Back in March when Observe & Report debuted at the SXSW Film Festival, director Jody Hill spent most of his time fending off journalists eager to draw connections between his second feature and the film that has so far turned out to be the surprise multiplex hit of this young year, Paul Blart: Mall Cop. But now that he's out on the publicity trail promoting the film in advance of its wide release this Friday, it seems that inquiring minds everywhere are less interested in how Seth Rogen is the anti-Blart and more interested in how Hill and his fellow University of North Carolina School of the Arts alumnus Danny McBride managed to conquer Hollywood. And while the story of Will Ferrell and Adam McKay discovering The Foot Fist Way after the 2006 Sundance Film Festival has been told umpteen times by now, the New York Times got Hill to open up about one of the major motivating factors that propelled him to success: his jealousy over the early-career success of David Gordon Green.
As you may know, Hill was college buddies not only with Danny McBride, but also with the director Green and Ben Best (a co-writer of Foot Fist). After getting his degree, Hill moved out to Los Angeles and worked on crappy reality shows like The Mole while trying to make a name in town.
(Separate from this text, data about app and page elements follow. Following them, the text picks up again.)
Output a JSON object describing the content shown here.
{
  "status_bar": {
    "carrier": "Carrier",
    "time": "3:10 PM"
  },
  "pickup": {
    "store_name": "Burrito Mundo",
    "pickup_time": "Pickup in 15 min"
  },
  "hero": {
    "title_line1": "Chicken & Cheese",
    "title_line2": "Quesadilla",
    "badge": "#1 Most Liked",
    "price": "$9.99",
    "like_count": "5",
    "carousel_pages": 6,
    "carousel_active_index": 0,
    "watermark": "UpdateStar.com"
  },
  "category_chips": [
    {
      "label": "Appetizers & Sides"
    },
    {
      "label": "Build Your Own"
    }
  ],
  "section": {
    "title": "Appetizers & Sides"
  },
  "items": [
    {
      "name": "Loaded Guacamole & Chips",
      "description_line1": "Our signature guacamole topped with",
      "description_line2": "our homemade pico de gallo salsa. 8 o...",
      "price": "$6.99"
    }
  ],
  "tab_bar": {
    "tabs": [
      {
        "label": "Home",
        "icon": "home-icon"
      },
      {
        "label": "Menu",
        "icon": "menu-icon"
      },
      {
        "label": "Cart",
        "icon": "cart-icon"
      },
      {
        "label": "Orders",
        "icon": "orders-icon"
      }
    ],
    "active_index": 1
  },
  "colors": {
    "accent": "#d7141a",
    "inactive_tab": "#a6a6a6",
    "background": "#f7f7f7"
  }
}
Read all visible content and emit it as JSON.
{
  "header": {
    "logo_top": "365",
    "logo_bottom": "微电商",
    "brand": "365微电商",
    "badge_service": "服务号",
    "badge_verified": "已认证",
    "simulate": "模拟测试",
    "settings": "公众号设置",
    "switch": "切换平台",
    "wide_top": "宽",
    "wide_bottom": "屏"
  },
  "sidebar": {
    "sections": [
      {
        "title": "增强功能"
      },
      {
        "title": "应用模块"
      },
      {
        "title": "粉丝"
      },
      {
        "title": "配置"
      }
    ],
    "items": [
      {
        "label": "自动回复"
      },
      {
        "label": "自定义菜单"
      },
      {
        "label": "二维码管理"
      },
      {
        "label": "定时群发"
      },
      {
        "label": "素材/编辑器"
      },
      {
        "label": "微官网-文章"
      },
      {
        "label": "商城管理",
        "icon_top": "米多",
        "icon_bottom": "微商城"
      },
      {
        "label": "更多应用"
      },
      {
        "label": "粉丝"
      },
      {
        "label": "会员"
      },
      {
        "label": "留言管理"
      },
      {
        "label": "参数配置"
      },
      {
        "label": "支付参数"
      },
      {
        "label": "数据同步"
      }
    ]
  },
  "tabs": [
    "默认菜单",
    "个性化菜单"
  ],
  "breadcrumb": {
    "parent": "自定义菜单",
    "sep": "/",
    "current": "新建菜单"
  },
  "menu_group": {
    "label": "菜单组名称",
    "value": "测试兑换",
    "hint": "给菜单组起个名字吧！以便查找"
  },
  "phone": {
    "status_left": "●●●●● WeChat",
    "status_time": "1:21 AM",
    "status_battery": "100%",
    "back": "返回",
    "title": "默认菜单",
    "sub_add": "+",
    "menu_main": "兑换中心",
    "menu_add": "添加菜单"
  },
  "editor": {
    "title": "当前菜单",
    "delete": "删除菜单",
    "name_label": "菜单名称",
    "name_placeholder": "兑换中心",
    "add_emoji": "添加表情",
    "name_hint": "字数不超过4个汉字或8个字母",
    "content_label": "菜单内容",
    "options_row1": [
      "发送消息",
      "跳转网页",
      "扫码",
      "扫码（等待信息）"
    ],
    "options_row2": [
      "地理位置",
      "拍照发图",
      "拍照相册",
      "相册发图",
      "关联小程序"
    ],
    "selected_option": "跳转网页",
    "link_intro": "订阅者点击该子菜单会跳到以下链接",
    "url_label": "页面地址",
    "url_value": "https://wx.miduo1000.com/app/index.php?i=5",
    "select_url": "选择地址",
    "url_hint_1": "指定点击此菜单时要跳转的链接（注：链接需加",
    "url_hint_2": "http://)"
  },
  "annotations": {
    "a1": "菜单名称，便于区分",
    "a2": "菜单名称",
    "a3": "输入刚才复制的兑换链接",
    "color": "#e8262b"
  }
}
Along the way, his old buddy Green started garnering critical acclaim for films like George Washington and All the Real Girls, fueling Hill's healthy competitive spirit:
“You would read about David, he’s off in France showing his film, and it’s like, what am I doing?” Mr. Hill said. “I would literally wake up in the middle of the night in these panics. Any of the girls I dated, I apologize.”
However, this (temporary) chasm between their levels of success didn't drive the two apart; rather, it inspired Hill, McBride, and Best to head back to North Carolina and shoot The Foot Fist Way with the $30,000 Hill had saved up since college. Green helped explain Hill's motivations to make it in Hollywood thusly: "I think that [competitive drive] comes from a kid that wants to punch something. It’s great to bring that hunger and anger and put it in a healthy place."
And while we're not sure we'd describe any of Hill's work as necessarily coming from a "healthy place," we're certainly excited to see how America reacts this weekend when they go to the movies expecting to see a Blart redux and instead come out of the theater seeing something that Variety has famously described as being "downright transgressive."